**Description of the task**:
Below are the entries; determine how many of their lines contain the string "Kami" and give that figure alone.

**Data for this exercise**:
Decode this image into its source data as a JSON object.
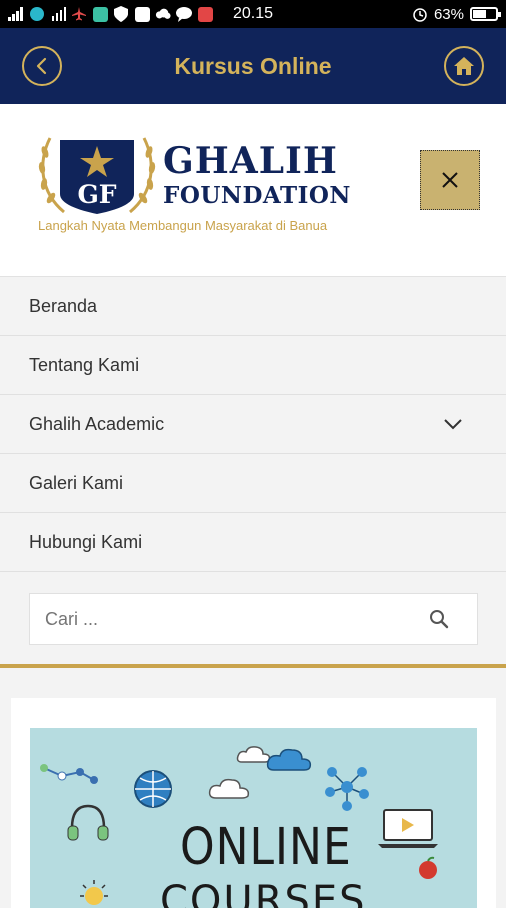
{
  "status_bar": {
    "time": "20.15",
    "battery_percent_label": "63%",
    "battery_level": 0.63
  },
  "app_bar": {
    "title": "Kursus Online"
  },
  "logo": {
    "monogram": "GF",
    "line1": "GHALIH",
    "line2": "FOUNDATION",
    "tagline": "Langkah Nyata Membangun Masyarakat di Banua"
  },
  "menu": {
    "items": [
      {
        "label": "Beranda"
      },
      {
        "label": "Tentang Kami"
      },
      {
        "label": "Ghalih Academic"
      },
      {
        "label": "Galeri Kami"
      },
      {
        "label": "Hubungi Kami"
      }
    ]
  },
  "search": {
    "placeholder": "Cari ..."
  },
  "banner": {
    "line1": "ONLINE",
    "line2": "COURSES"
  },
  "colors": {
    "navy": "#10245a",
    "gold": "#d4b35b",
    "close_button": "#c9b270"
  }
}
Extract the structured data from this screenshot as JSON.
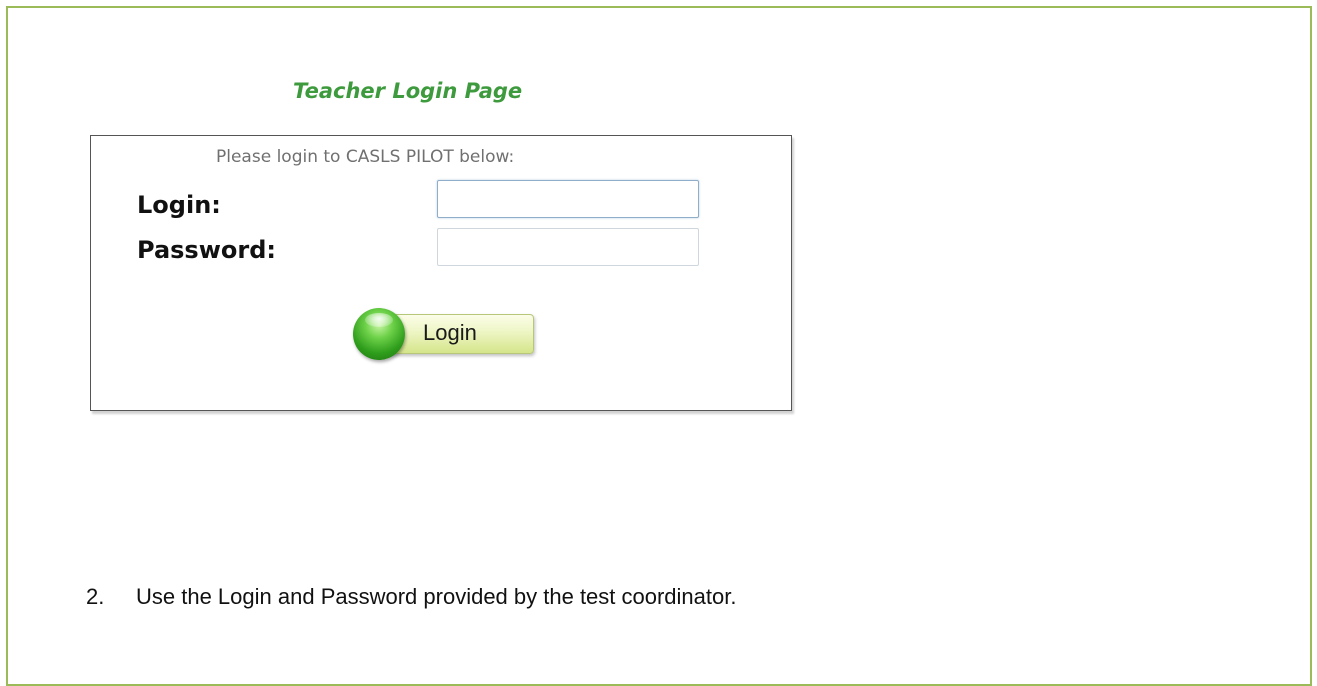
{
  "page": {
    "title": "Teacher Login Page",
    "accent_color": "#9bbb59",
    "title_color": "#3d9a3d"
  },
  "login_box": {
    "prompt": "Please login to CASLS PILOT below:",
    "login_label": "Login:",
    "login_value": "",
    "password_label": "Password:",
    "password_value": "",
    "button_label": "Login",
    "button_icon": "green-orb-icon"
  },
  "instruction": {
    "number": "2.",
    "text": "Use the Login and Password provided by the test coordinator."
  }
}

**Written solution**:
3